▸ EXERCISE
All the data beneath this line is to be reproduced exactly.

Dataset entries:
·····

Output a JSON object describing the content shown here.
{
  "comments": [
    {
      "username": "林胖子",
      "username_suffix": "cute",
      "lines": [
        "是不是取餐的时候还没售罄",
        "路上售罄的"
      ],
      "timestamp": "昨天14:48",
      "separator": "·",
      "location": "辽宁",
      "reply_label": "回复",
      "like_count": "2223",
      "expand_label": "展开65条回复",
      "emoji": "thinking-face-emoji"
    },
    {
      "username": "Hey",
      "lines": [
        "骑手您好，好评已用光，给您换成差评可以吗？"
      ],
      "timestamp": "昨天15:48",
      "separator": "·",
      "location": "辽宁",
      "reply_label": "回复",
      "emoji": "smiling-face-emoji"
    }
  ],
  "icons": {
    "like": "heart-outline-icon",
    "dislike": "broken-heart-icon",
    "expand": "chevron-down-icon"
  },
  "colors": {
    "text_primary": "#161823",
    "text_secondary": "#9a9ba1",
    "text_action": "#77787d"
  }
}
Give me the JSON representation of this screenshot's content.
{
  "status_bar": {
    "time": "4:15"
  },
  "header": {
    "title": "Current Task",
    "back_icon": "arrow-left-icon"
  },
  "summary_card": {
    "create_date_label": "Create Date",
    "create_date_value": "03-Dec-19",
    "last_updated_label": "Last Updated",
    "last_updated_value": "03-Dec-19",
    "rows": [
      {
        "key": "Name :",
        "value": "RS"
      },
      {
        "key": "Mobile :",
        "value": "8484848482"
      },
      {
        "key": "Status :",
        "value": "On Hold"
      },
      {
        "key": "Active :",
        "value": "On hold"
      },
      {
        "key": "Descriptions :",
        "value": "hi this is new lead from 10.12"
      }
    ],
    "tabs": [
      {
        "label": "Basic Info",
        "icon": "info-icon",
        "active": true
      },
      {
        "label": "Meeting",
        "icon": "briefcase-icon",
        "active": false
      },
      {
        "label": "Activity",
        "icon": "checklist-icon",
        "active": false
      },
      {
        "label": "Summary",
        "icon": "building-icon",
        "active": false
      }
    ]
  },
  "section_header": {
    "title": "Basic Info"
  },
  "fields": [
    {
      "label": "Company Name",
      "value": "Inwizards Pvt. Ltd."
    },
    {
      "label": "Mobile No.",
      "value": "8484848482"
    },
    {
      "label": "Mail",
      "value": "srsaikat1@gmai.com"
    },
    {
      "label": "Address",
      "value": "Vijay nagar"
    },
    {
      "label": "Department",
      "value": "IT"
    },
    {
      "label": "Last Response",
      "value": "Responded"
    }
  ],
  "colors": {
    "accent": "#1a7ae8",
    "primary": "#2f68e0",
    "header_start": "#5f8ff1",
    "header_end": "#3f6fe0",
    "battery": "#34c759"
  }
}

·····

▸ TASK RESULT
Output a JSON object describing the content shown here.
{
  "comments": [
    {
      "username": "林胖子",
      "username_suffix": "cute",
      "lines": [
        "是不是取餐的时候还没售罄",
        "路上售罄的"
      ],
      "timestamp": "昨天14:48",
      "separator": "·",
      "location": "辽宁",
      "reply_label": "回复",
      "like_count": "2223",
      "expand_label": "展开65条回复",
      "emoji": "thinking-face-emoji"
    },
    {
      "username": "Hey",
      "lines": [
        "骑手您好，好评已用光，给您换成差评可以吗？"
      ],
      "timestamp": "昨天15:48",
      "separator": "·",
      "location": "辽宁",
      "reply_label": "回复",
      "emoji": "smiling-face-emoji"
    }
  ],
  "icons": {
    "like": "heart-outline-icon",
    "dislike": "broken-heart-icon",
    "expand": "chevron-down-icon"
  },
  "colors": {
    "text_primary": "#161823",
    "text_secondary": "#9a9ba1",
    "text_action": "#77787d"
  }
}
Give me the JSON representation of this screenshot's content.
{
  "status_bar": {
    "time": "4:15"
  },
  "header": {
    "title": "Current Task",
    "back_icon": "arrow-left-icon"
  },
  "summary_card": {
    "create_date_label": "Create Date",
    "create_date_value": "03-Dec-19",
    "last_updated_label": "Last Updated",
    "last_updated_value": "03-Dec-19",
    "rows": [
      {
        "key": "Name :",
        "value": "RS"
      },
      {
        "key": "Mobile :",
        "value": "8484848482"
      },
      {
        "key": "Status :",
        "value": "On Hold"
      },
      {
        "key": "Active :",
        "value": "On hold"
      },
      {
        "key": "Descriptions :",
        "value": "hi this is new lead from 10.12"
      }
    ],
    "tabs": [
      {
        "label": "Basic Info",
        "icon": "info-icon",
        "active": true
      },
      {
        "label": "Meeting",
        "icon": "briefcase-icon",
        "active": false
      },
      {
        "label": "Activity",
        "icon": "checklist-icon",
        "active": false
      },
      {
        "label": "Summary",
        "icon": "building-icon",
        "active": false
      }
    ]
  },
  "section_header": {
    "title": "Basic Info"
  },
  "fields": [
    {
      "label": "Company Name",
      "value": "Inwizards Pvt. Ltd."
    },
    {
      "label": "Mobile No.",
      "value": "8484848482"
    },
    {
      "label": "Mail",
      "value": "srsaikat1@gmai.com"
    },
    {
      "label": "Address",
      "value": "Vijay nagar"
    },
    {
      "label": "Department",
      "value": "IT"
    },
    {
      "label": "Last Response",
      "value": "Responded"
    }
  ],
  "colors": {
    "accent": "#1a7ae8",
    "primary": "#2f68e0",
    "header_start": "#5f8ff1",
    "header_end": "#3f6fe0",
    "battery": "#34c759"
  }
}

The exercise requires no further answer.